Stronger-than-expected international migration lifted Canada’s population by 82,000 in the first quarter, the
fastest quarterly increase since the pandemic began, a report by Royal Bank of Canada said.
The report attributed this to the federal government’s strong push for new permanent residents, with most of the increase accounted for by people already temporarily living in the country. There was also a significant increase in temporary residents that kept pace with the outflow of those transitioning to a more permanent status.
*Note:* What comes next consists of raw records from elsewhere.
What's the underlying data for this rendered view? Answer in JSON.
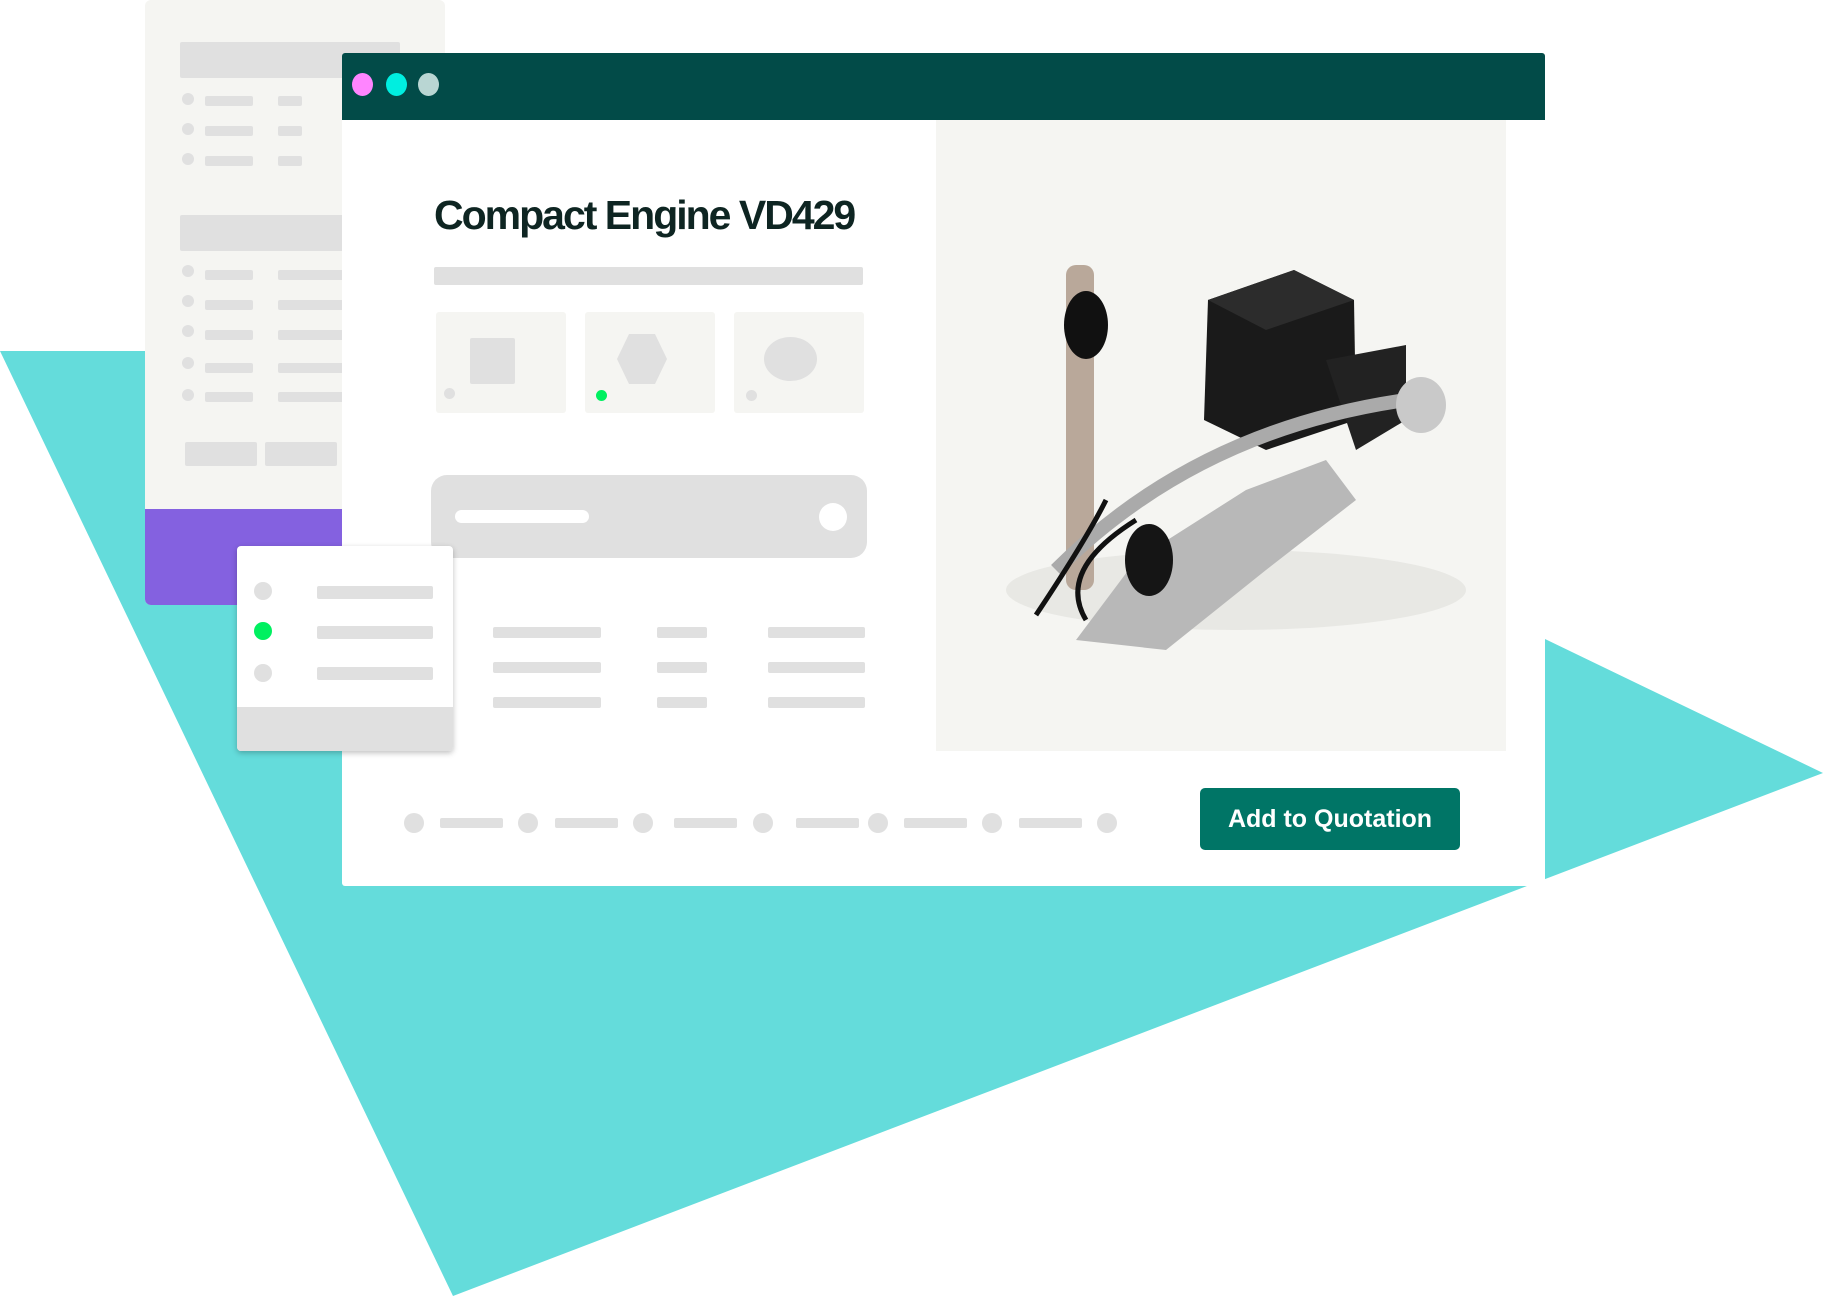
{
  "product": {
    "title": "Compact Engine VD429"
  },
  "actions": {
    "add_to_quotation": "Add to Quotation"
  },
  "window": {
    "controls": [
      {
        "name": "close",
        "color": "#ff85ff"
      },
      {
        "name": "minimize",
        "color": "#00eee0"
      },
      {
        "name": "maximize",
        "color": "#b9d6d3"
      }
    ],
    "titlebar_color": "#024b48"
  },
  "colors": {
    "accent": "#007566",
    "teal_background": "#64dcdb",
    "purple": "#8461e0",
    "selected_dot": "#00f060"
  },
  "thumbnails": [
    {
      "shape": "square",
      "selected": false
    },
    {
      "shape": "hexagon",
      "selected": true
    },
    {
      "shape": "ellipse",
      "selected": false
    }
  ],
  "stepper": {
    "steps": 7
  },
  "popup_list": {
    "selected_index": 1,
    "items": 3
  }
}
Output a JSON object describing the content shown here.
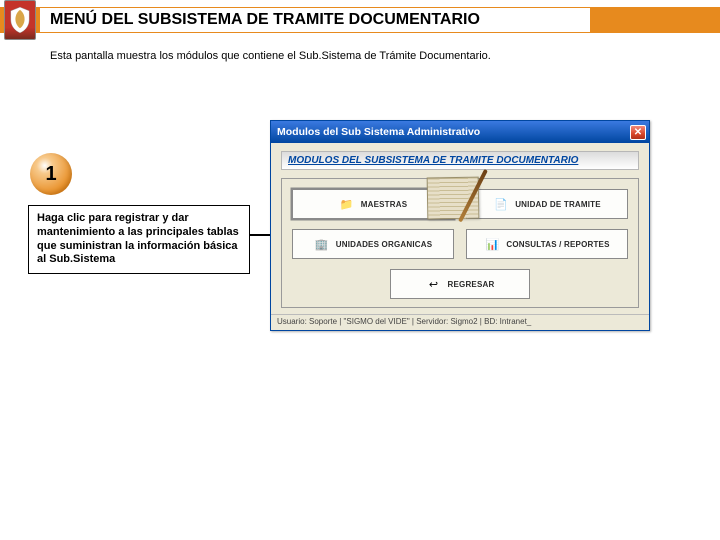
{
  "header": {
    "title": "MENÚ DEL SUBSISTEMA DE TRAMITE DOCUMENTARIO"
  },
  "subtitle": "Esta pantalla muestra los módulos que contiene el Sub.Sistema de Trámite Documentario.",
  "badge": "1",
  "callout": "Haga clic para registrar y dar mantenimiento a las principales tablas que suministran la información básica al Sub.Sistema",
  "dialog": {
    "title": "Modulos del Sub Sistema Administrativo",
    "close": "✕",
    "heading": "MODULOS DEL SUBSISTEMA DE TRAMITE DOCUMENTARIO",
    "buttons": {
      "maestras": "MAESTRAS",
      "unidad_tramite": "UNIDAD DE TRAMITE",
      "unidades_organicas": "UNIDADES ORGANICAS",
      "consultas_reportes": "CONSULTAS / REPORTES",
      "regresar": "REGRESAR"
    },
    "status": "Usuario: Soporte | \"SIGMO del VIDE\" | Servidor: Sigmo2 | BD: Intranet_"
  }
}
New study permits issued increased 21,000 (44%) year-over-year, and new post-graduate work visas increased by 24,000 (160%) in the first quarter of 2021. This is good news after seeing Canada’s international post-secondary student population fall by 60,000 in 2020.Even with strong growth in the early months of 2021, the pandemic amounts to a lost year in terms of Canadian population growth.
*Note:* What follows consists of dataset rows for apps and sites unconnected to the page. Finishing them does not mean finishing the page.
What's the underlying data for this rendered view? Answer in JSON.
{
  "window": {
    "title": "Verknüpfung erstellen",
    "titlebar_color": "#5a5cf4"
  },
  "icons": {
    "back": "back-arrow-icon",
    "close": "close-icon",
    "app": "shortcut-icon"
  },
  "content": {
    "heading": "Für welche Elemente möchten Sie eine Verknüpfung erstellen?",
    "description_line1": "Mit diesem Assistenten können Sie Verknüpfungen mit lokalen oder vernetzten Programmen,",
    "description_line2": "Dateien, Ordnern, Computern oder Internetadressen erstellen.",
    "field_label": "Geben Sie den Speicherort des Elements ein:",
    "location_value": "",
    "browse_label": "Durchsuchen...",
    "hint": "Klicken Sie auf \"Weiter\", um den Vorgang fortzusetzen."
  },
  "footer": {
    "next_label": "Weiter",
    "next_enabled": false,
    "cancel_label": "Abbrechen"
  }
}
Year-over-year growth was 0.4%. The natural increase in the population (births minus deaths) was just 6,400—the lowest level in recorded history—as a result of both population aging and COVID-19 related loss of life. Even as COVID-19 subsides, the natural increase is likely to continue to decline into the future leaving immigration to make up the shortfall. This puts even more of a spotlight on the federal government’s execution of its immigration plan.